Materials and Methods: This descriptive study was performed on 195 Liquid Based Cytology (LBCs) specimens collected from women referred to private laboratories. Fifty, 98 and 47 samples were from women with known CIN, HPV positive and non-cancerous/non-HPV, respectively. HSV-2, C. trachomatis, M. genitalium and HPV genotypes have been detected using multiplex TaqMan Real Time PCR and PCR hybridization.
Results: A total of 148 HPV positive samples were included. HPVs 6 (35.13%), 16 (32.43%), 18 (21.62%), 11 (9.46%), 31 (9.46%), and 51 (9.46%) were the most common genotypes. Single, 2, 3, and more than 4 multiple HPV genotypes were detected in 46%, 29.7%, 14.2%, 10.1% cases, respectively. The prevalence of M. genitalium, C. trachomatis and HSV2 was 3 (1.54%), 24 (12.3%) and 1(0.5%), respectively. There were no statistically significant differences between these pathogens and cervical intraepithelial neoplasia (p≥ 0.05).
Conclusion: HR-HPV genotypes were more prevalent in genital infections and cervical cancer. It would seem early detection of dominant STI pathogens such as Chlamydia spp. gains due to effective prevention.
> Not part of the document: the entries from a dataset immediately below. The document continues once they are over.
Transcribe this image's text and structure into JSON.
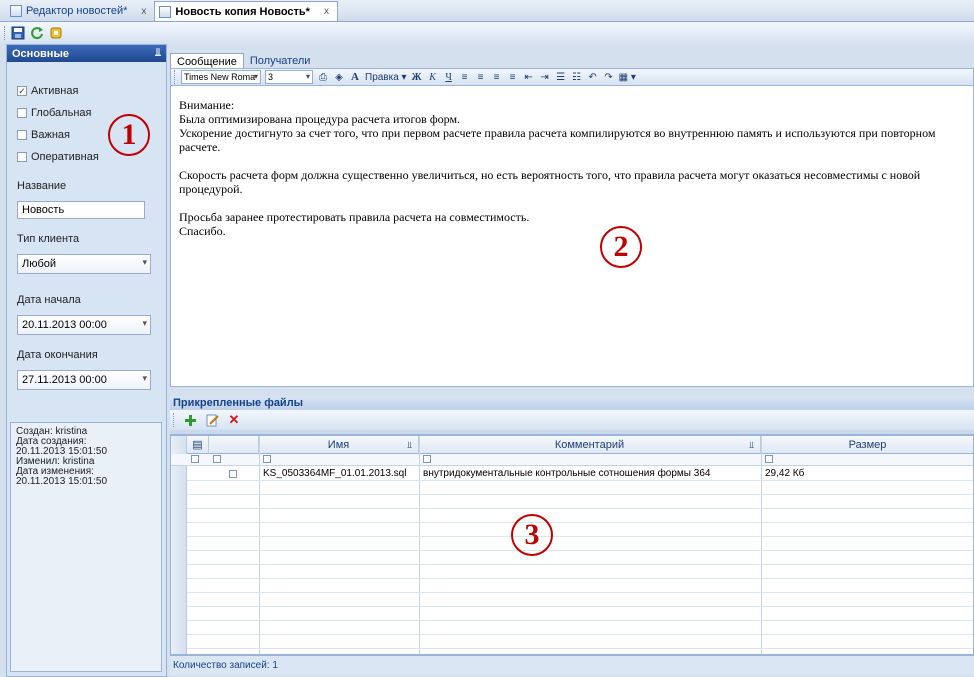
{
  "document_tabs": [
    {
      "label": "Редактор новостей*",
      "close": "x"
    },
    {
      "label": "Новость копия Новость*",
      "close": "x"
    }
  ],
  "left_panel": {
    "header": "Основные",
    "pin": "ᵖ",
    "checkboxes": [
      {
        "label": "Активная",
        "checked": true
      },
      {
        "label": "Глобальная",
        "checked": false
      },
      {
        "label": "Важная",
        "checked": false
      },
      {
        "label": "Оперативная",
        "checked": false
      }
    ],
    "name_label": "Название",
    "name_value": "Новость",
    "client_type_label": "Тип клиента",
    "client_type_value": "Любой",
    "start_date_label": "Дата начала",
    "start_date_value": "20.11.2013 00:00",
    "end_date_label": "Дата окончания",
    "end_date_value": "27.11.2013 00:00",
    "info": {
      "created_by": "Создан: kristina",
      "created_label": "Дата создания:",
      "created_date": "20.11.2013 15:01:50",
      "modified_by": "Изменил: kristina",
      "modified_label": "Дата изменения:",
      "modified_date": "20.11.2013 15:01:50"
    }
  },
  "editor": {
    "tabs": [
      "Сообщение",
      "Получатели"
    ],
    "font": "Times New Roma",
    "size": "3",
    "edit_menu": "Правка",
    "bold": "Ж",
    "italic": "К",
    "underline": "Ч",
    "lines": [
      "Внимание:",
      "Была оптимизирована процедура расчета итогов форм.",
      "Ускорение достигнуто за счет того, что при первом расчете правила расчета компилируются во внутреннюю память и используются при повторном расчете.",
      "",
      "Скорость расчета форм должна существенно увеличиться, но есть вероятность того, что правила расчета могут оказаться несовместимы с новой процедурой.",
      "",
      "Просьба заранее протестировать правила расчета на совместимость.",
      "Спасибо."
    ]
  },
  "files": {
    "header": "Прикрепленные файлы",
    "columns": [
      "Имя",
      "Комментарий",
      "Размер"
    ],
    "rows": [
      {
        "name": "KS_0503364MF_01.01.2013.sql",
        "comment": "внутридокументальные контрольные сотношения формы 364",
        "size": "29,42 Кб"
      }
    ],
    "status": "Количество записей: 1"
  },
  "markers": [
    "1",
    "2",
    "3"
  ],
  "colors": {
    "accent": "#1f4a91",
    "marker": "#c00000"
  }
}
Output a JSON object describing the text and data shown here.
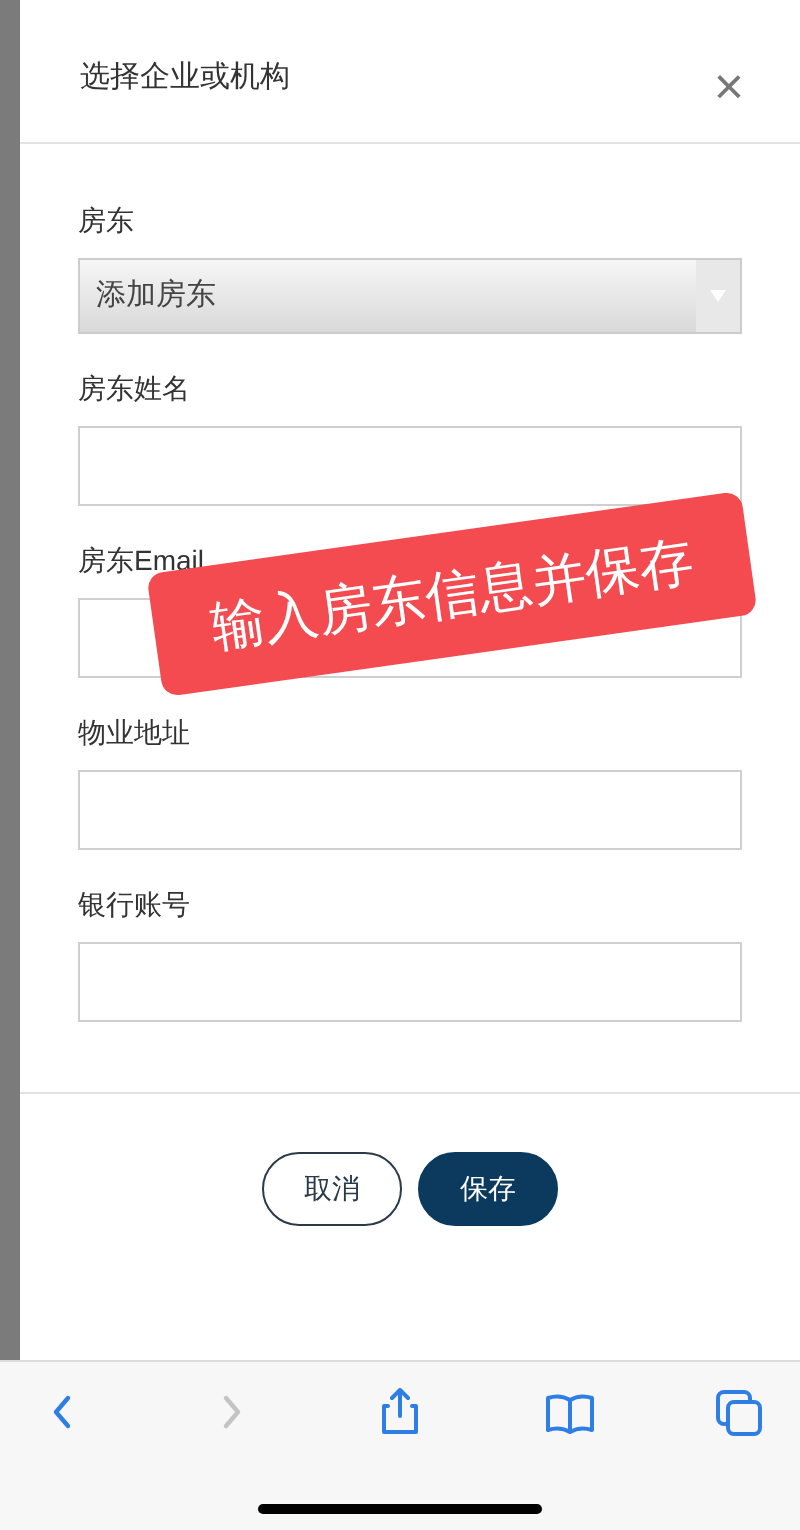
{
  "dialog": {
    "title": "选择企业或机构",
    "close": "×"
  },
  "select": {
    "label": "房东",
    "value": "添加房东"
  },
  "fields": [
    {
      "label": "房东姓名"
    },
    {
      "label": "房东Email"
    },
    {
      "label": "物业地址"
    },
    {
      "label": "银行账号"
    }
  ],
  "buttons": [
    {
      "label": "取消",
      "kind": "secondary"
    },
    {
      "label": "保存",
      "kind": "primary"
    }
  ],
  "annotation": {
    "text": "输入房东信息并保存"
  },
  "browser_toolbar": [
    {
      "kind": "back",
      "disabled": false
    },
    {
      "kind": "forward",
      "disabled": true
    },
    {
      "kind": "share",
      "disabled": false
    },
    {
      "kind": "bookmarks",
      "disabled": false
    },
    {
      "kind": "tabs",
      "disabled": false
    }
  ]
}
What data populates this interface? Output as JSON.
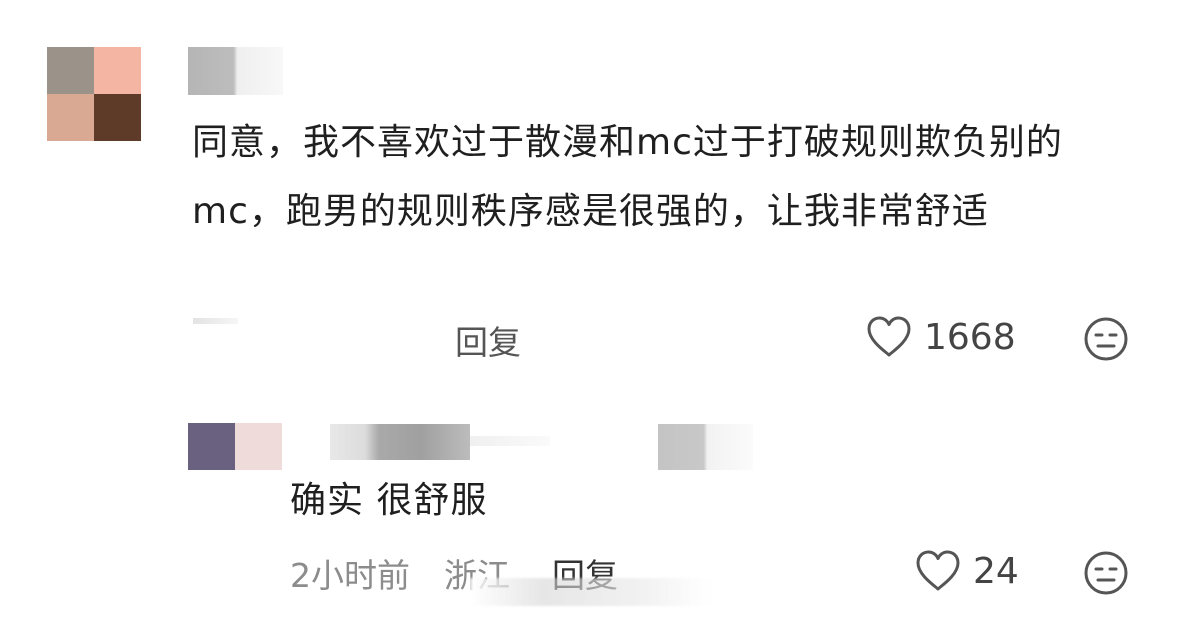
{
  "comment": {
    "text": "同意，我不喜欢过于散漫和mc过于打破规则欺负别的mc，跑男的规则秩序感是很强的，让我非常舒适",
    "reply_label": "回复",
    "like_count": "1668"
  },
  "reply": {
    "text": "确实 很舒服",
    "time": "2小时前",
    "location": "浙江",
    "reply_label": "回复",
    "like_count": "24"
  },
  "colors": {
    "avatar1": [
      "#9b928a",
      "#f4b6a2",
      "#d9a994",
      "#5e3a29"
    ],
    "avatar2": [
      "#6a6080",
      "#efdcda"
    ],
    "text": "#1f1f1f",
    "meta": "#8c8c8c"
  },
  "icons": {
    "like": "heart-outline-icon",
    "emoji": "neutral-face-icon"
  }
}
Here, further research is needed to understand the co-infections burden of HPV genotypes with STIs in clinical manifestations.
[http://dx.doi.org/10.1016/S1470-2045(09)70096-8] [PMID: 19350698]
[http://dx.doi.org/10.7314/APJCP.2014.15.16.6745] [PMID: 25169519]
[http://dx.doi.org/10.1016/j.prp.2012.10.010] [PMID: 23218763]
[http://dx.doi.org/10.1158/1055-9965.EPI-11-0761] [PMID: 21994401]
[http://dx.doi.org/10.1590/0074-02760150330] [PMID: 26841046]
[http://dx.doi.org/10.1186/1750-9378-9-30] [PMID: 25621003]
[http://dx.doi.org/10.1093/jnci/94.21.1604] [PMID: 12419786]
[http://dx.doi.org/10.7314/APJCP.2014.15.15.6257] [PMID: 25124608]
[http://dx.doi.org/10.1097/IGC.0b013e31829e9fb4] [PMID: 23970156]
[http://dx.doi.org/10.4274/jtgga.2018.0056] [PMID: 30115608]
[http://dx.doi.org/10.2174/2211536607666181017124349] [PMID: 30332981]
[http://dx.doi.org/10.1515/hmbci-2017-0019] [PMID: 28609291]
[http://dx.doi.org/10.1097/MD.0000000000010335] [PMID: 29668583]
[http://dx.doi.org/10.1136/sextrans-2013-051431] [PMID: 24728044]
[http://dx.doi.org/10.1097/OLQ.0000000000000287] [PMID: 25970306]
[http://dx.doi.org/10.2478/v10039-011-0028-9] [PMID: 21940266]